▶ WHAT THE EXERCISE ASKS:
Below are some records. Say how many of their lines include the string "集金策略", giving only the number.

Dataset rows describing interfaces
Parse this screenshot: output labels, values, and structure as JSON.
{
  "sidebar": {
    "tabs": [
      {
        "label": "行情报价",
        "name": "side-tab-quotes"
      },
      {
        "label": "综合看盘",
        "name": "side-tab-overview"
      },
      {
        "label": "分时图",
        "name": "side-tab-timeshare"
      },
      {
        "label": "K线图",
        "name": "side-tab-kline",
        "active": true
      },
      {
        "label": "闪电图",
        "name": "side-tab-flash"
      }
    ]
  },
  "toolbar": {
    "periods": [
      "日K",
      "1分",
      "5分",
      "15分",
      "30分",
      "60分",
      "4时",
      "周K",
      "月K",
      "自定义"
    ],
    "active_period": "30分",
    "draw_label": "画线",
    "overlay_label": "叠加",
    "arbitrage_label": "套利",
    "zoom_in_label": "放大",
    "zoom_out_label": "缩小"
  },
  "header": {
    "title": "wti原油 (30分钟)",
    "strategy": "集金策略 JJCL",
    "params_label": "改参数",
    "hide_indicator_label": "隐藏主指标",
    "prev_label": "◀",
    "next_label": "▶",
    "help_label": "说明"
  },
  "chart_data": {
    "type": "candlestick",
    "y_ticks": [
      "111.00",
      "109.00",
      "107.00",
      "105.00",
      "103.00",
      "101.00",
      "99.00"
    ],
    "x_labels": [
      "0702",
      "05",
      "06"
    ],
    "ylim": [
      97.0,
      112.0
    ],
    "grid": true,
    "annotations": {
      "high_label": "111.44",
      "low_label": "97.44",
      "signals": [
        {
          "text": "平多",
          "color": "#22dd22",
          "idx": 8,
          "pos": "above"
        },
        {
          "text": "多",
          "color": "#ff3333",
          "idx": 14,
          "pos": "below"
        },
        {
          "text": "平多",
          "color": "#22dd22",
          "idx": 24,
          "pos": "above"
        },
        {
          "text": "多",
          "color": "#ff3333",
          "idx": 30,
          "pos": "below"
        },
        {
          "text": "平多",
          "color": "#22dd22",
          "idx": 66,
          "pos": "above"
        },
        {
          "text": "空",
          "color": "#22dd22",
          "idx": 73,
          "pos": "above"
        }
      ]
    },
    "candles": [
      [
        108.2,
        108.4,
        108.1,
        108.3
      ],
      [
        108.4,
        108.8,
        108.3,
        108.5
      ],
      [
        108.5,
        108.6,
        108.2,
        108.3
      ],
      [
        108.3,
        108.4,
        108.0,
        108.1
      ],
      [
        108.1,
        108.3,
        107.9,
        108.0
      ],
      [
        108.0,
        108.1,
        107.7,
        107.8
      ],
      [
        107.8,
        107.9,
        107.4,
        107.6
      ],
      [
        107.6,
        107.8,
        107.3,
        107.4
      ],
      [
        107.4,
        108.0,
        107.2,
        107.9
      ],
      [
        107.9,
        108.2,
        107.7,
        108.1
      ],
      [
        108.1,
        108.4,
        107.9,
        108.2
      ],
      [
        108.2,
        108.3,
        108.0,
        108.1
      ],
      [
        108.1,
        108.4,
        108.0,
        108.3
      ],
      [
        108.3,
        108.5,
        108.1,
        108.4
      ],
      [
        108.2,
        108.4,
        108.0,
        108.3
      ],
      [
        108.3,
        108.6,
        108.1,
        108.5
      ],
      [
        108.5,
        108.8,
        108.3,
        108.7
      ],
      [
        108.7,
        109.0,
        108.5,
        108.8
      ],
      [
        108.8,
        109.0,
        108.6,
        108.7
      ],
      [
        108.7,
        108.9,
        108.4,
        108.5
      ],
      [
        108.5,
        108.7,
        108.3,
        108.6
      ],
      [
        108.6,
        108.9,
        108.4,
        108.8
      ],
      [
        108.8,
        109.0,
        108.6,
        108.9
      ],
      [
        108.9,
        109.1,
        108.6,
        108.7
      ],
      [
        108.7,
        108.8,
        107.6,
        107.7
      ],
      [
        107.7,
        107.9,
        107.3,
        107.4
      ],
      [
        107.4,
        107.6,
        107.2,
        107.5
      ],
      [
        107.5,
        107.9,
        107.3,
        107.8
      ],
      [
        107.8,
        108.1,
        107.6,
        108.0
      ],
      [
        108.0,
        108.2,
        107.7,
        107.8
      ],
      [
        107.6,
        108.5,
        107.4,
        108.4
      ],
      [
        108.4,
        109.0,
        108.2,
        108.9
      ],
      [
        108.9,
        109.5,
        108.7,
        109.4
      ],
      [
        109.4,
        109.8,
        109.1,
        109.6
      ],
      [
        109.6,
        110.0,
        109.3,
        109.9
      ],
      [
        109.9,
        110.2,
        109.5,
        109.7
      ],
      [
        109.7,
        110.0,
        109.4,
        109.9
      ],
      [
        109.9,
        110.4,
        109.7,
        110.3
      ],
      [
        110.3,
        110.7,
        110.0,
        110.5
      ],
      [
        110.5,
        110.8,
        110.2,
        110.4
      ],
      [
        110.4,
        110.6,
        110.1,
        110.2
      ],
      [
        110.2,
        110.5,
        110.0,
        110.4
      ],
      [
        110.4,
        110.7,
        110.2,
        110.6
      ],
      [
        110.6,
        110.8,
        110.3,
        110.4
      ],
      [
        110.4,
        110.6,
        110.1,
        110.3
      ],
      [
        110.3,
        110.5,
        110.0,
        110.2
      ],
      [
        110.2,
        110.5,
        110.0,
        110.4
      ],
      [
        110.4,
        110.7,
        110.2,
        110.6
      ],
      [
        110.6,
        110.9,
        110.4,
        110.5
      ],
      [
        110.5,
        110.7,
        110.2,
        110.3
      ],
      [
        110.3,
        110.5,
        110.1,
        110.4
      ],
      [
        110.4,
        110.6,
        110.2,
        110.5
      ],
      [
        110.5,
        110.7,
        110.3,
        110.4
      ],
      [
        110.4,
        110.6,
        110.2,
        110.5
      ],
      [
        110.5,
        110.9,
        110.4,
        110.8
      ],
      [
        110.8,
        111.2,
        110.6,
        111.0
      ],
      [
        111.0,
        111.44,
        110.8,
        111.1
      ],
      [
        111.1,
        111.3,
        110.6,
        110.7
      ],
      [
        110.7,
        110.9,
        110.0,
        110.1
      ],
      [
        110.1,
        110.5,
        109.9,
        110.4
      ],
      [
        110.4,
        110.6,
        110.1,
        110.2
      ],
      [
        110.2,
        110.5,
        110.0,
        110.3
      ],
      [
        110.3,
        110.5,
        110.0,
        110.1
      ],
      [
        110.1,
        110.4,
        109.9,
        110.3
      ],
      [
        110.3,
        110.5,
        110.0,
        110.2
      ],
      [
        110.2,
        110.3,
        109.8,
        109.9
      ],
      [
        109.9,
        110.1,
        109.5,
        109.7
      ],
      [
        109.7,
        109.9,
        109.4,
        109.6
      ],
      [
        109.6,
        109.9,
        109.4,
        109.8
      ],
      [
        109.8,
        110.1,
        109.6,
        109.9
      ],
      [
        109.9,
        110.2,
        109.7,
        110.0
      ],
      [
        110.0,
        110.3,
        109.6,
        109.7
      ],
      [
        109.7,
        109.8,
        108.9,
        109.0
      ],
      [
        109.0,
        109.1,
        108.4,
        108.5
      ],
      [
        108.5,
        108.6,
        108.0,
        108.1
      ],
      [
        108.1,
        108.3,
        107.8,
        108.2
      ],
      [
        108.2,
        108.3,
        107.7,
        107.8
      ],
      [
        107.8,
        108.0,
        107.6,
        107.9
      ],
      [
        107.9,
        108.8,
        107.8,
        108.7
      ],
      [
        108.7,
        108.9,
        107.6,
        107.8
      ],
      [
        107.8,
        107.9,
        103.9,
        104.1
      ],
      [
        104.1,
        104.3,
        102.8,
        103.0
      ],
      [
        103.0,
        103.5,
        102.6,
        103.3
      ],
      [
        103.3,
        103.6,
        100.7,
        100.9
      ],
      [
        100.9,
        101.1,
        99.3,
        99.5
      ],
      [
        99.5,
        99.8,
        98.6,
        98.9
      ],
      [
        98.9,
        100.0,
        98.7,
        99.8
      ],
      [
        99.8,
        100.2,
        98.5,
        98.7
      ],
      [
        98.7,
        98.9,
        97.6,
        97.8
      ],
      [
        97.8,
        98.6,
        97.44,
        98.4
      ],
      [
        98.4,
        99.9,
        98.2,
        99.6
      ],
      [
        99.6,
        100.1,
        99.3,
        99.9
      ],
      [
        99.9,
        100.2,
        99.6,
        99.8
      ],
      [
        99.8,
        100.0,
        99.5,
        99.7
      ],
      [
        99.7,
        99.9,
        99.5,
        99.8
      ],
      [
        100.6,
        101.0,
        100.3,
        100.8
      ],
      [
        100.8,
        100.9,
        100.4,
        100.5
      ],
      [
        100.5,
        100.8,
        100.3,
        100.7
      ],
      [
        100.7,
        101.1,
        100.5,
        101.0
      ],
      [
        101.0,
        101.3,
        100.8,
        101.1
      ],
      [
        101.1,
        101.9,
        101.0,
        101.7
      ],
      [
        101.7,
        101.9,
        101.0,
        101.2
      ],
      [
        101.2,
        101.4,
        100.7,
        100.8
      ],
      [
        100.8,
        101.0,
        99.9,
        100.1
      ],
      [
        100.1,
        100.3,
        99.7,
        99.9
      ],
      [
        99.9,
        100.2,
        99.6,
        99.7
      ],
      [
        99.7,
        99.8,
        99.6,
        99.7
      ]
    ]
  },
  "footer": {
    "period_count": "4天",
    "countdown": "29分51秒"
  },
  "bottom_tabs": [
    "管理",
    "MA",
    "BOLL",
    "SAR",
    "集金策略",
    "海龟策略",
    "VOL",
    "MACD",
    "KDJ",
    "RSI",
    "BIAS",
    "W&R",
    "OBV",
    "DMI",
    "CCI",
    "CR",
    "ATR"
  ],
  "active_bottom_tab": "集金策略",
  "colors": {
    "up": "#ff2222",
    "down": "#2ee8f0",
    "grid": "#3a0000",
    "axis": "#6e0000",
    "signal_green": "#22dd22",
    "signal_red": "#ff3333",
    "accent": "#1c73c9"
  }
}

▶ EXERCISE RESPONSE:
3